§ **What you need to do**:
Where a line of the material includes the string "placeholder", copy that line.

§ **Data for this task**:
----------

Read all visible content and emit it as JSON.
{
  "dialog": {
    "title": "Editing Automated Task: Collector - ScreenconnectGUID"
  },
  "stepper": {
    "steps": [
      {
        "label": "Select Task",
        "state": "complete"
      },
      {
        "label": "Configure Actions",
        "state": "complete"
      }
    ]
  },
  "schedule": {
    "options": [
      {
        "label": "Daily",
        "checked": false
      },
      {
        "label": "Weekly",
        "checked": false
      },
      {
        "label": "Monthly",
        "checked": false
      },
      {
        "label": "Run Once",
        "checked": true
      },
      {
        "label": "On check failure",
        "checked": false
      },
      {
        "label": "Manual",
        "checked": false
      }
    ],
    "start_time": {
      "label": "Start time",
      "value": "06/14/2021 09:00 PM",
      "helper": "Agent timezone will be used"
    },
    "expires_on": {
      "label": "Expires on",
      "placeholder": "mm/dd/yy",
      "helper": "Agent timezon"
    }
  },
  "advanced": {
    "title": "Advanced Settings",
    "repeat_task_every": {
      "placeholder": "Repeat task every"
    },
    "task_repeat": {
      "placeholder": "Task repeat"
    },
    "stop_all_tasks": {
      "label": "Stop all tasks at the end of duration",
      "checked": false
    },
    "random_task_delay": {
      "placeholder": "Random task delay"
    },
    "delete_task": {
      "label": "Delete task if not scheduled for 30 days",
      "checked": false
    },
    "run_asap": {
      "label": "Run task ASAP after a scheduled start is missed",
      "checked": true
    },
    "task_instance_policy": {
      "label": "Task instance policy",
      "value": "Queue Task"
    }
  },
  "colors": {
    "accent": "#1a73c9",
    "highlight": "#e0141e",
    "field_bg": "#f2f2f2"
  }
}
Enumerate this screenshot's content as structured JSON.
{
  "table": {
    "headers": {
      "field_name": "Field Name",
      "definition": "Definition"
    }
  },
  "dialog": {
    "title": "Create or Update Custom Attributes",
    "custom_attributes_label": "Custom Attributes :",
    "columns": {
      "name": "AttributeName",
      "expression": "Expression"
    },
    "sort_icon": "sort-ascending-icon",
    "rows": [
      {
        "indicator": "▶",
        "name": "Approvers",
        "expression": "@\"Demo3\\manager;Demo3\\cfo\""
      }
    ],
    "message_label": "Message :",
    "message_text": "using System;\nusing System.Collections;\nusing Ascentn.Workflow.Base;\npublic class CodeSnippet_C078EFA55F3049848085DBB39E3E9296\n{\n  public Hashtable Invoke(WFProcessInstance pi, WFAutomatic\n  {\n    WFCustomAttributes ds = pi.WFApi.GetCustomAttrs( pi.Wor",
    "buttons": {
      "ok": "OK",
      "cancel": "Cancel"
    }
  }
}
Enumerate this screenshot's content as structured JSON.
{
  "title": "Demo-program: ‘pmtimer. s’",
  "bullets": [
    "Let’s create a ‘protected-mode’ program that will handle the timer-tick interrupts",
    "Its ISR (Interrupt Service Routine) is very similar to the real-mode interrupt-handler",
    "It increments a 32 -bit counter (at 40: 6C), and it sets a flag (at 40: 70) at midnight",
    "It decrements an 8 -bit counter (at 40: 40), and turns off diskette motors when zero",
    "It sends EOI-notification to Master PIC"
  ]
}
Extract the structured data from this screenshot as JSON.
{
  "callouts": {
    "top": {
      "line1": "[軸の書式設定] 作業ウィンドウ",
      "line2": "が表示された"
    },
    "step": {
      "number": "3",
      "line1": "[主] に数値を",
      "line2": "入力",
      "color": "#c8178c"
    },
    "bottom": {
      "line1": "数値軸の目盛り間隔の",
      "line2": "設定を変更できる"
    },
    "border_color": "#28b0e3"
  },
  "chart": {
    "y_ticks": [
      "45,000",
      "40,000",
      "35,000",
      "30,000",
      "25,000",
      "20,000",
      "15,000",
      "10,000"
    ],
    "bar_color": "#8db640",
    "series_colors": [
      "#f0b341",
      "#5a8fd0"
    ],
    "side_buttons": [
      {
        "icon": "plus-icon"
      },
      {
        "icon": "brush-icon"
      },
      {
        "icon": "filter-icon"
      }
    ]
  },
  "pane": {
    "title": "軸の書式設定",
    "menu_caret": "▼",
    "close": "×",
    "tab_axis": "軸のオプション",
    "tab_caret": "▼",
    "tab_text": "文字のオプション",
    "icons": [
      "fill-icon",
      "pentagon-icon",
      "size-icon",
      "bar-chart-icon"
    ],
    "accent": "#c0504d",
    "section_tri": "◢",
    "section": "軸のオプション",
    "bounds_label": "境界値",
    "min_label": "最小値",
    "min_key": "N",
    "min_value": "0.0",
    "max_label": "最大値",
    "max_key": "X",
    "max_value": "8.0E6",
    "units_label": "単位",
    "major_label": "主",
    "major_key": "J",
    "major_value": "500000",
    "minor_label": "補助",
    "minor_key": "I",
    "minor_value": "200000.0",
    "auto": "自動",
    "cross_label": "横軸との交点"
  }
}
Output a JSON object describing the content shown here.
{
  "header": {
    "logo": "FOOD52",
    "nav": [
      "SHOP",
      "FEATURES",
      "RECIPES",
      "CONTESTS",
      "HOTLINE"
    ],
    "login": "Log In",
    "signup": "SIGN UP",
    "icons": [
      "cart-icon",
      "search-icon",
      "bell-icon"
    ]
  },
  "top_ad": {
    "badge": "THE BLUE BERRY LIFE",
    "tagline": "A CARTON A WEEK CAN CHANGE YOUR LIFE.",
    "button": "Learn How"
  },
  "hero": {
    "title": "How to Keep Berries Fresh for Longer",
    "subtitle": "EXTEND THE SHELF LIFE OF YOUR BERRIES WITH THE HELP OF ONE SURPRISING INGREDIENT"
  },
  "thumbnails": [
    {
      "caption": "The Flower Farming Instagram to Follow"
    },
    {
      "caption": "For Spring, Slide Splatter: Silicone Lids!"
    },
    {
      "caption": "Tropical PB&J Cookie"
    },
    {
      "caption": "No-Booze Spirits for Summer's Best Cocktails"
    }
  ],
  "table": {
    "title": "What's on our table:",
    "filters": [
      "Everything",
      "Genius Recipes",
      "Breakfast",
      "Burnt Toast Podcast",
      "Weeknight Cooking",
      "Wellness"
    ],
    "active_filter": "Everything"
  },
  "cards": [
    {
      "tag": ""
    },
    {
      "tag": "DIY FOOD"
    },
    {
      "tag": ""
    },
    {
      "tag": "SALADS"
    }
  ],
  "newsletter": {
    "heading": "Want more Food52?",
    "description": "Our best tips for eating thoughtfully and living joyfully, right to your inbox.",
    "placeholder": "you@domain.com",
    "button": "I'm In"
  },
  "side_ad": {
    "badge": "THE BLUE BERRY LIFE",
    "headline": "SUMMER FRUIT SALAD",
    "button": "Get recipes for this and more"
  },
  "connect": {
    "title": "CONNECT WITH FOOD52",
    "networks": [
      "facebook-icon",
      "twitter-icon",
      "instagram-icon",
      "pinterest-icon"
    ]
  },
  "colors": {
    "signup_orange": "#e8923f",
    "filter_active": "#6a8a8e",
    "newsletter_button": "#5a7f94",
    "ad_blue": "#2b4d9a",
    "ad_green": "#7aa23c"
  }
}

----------

§ **Response to the exercise**:
      "placeholder": "mm/dd/yy",
      "placeholder": "Repeat task every"
      "placeholder": "Task repeat"
      "placeholder": "Random task delay"
    "placeholder": "you@domain.com",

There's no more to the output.